circleSort :: Ord a => [a] -> [a]
circleSort xs = if swapped then circleSort ks else ks
where
(swapped,ks) = go xs []

go []  zs = (False, zs)
go [x] zs = (False, x:zs)
go xs  zs =
let (s,_,lte,gt) = halve xs xs
(sl,lte') = go lte gt'
(sg,gt' ) = go (reverse gt) zs
in (s || sl || sg, lte')

halve (y:ys) (_:_:zs) = swap y (halve ys zs)
halve ys     []       = (False,ys,[],[])
halve (y:ys) [_]      = (False,ys,[y | e],[y | not e])
where e = y <= head ys

swap x (s,y:ys,lte,gt)
| x <= y    = (s   ,ys, x : lte, y : gt)
| otherwise = (True,ys, y : lte, x : gt)

Next we can actually rewrite the go function to allow for a certain amount of tail recursion (kind of):

circleSort :: Ord a => [a] -> [a]
circleSort xs = if swapped then circleSort ks else ks
where
(swapped,ks) = go xs (False,[])

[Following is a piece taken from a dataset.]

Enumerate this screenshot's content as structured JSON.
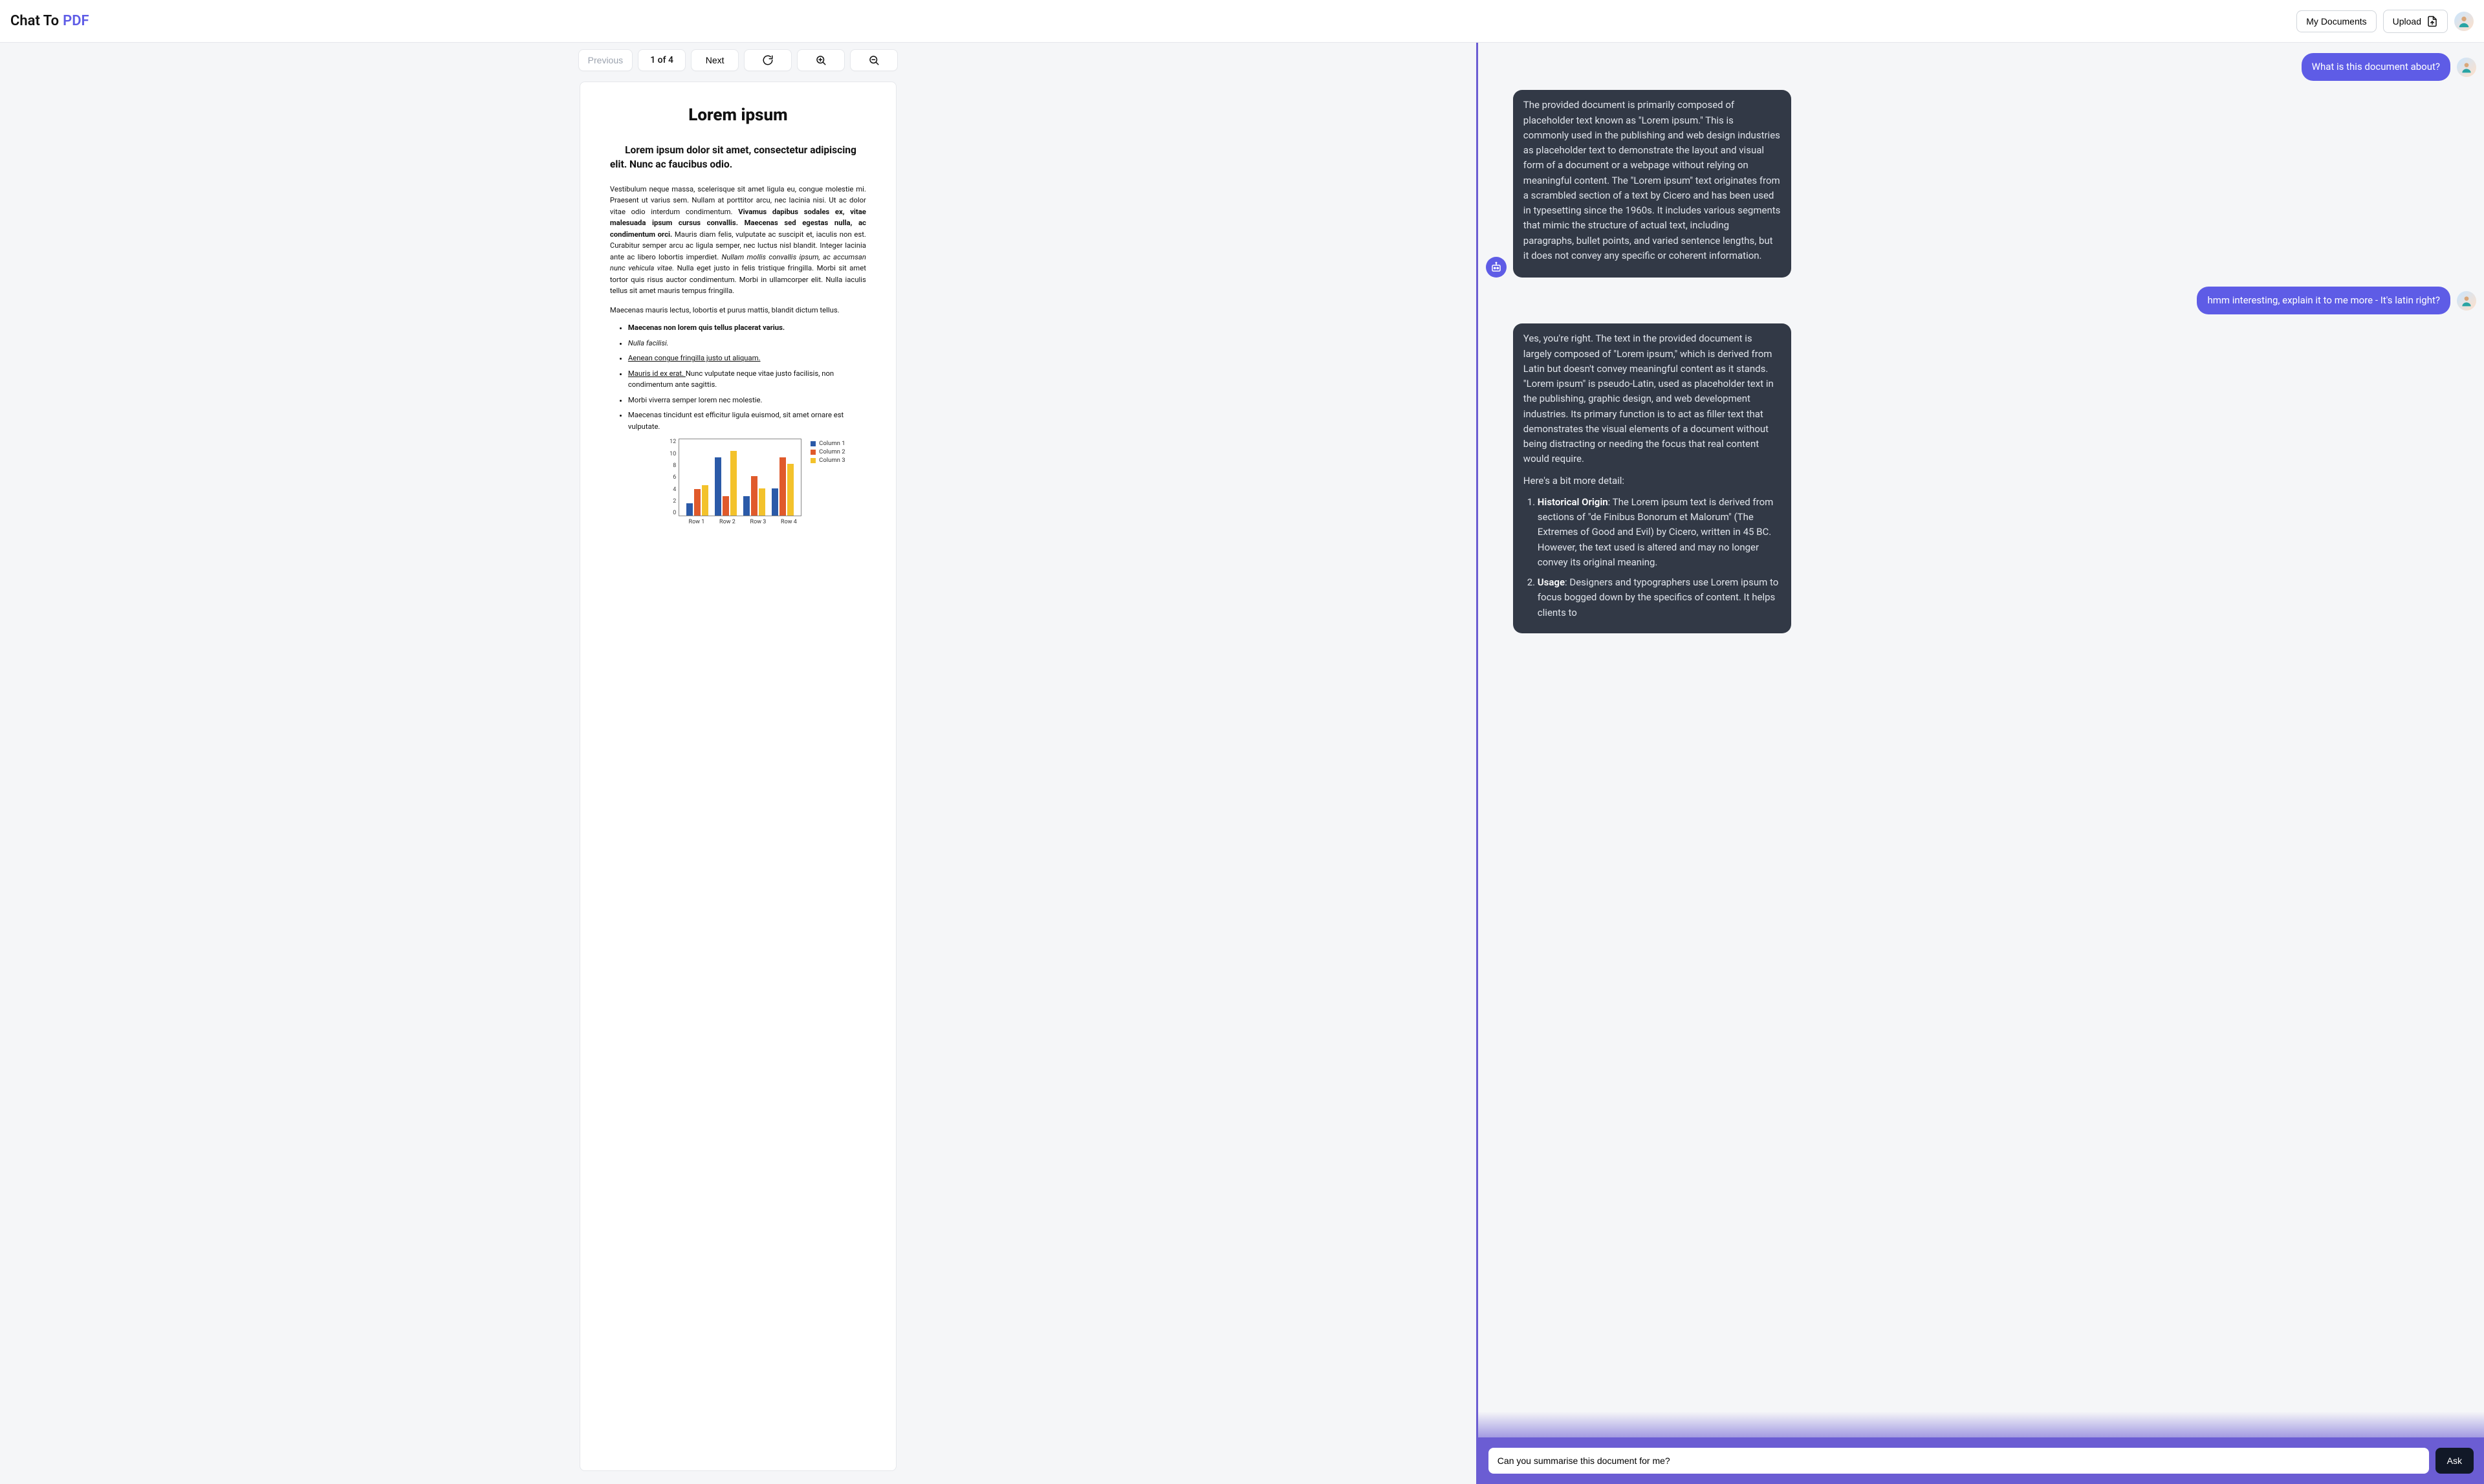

go []  (s,ks) = (s,ks)
go [x] (s,ks) = (s,x:ks)
go xs  (s,ks) =
let (s',_,ls,rs) = halve s xs xs
in go ls (go (reverse rs) (s',ks))

halve s (y:ys) (_:_:zs) = swap y (halve s ys zs)
halve s ys     []       = (s,ys,[],[])
halve s (y:ys) [_]      = (s,ys,[y | e],[y | not e])
where e = y <= head ys

swap x (s,y:ys,ls,rs)
| x <= y    = (   s,ys,x:ls,y:rs)
| otherwise = (True,ys,y:ls,x:rs)

Next, we call reverse: but we can avoid the reverse by passing a parameter which tells us which direction we’re walking down the list. Since the swapping logic is symmetric, we’re able to just invert some of the functions. It is a little tricky, though:

circleSort :: Ord a => [a] -> [a]
circleSort xs = if swapped then circleSort ks else ks
where
(swapped,ks) = go False xs (False,[])

go d []  (s,ks) = (s,ks)
go d [x] (s,ks) = (s,x:ks)
go d xs  (s,ks) =
let (s',_,ls,rs) = halve d s xs xs
in go False ls (go True rs (s',ks))

halve d s (y:ys) (_:_:zs) = swap d y (halve d s ys zs)
halve d s ys     []       = (s,ys,[],[])
halve d s (y:ys) [_]      = (s,ys,[y | e],[y | not e])
where e = y <= head ys

swap d x (s,y:ys,ls,rs)
| bool (<=) (<) d x y = (    d || s,ys,x:ls,y:rs)
| otherwise           = (not d || s,ys,y:ls,x:rs)

So there it is! The one-pass, purely function implementation of circle sort. Very possibly the most useless piece of code I’ve ever written.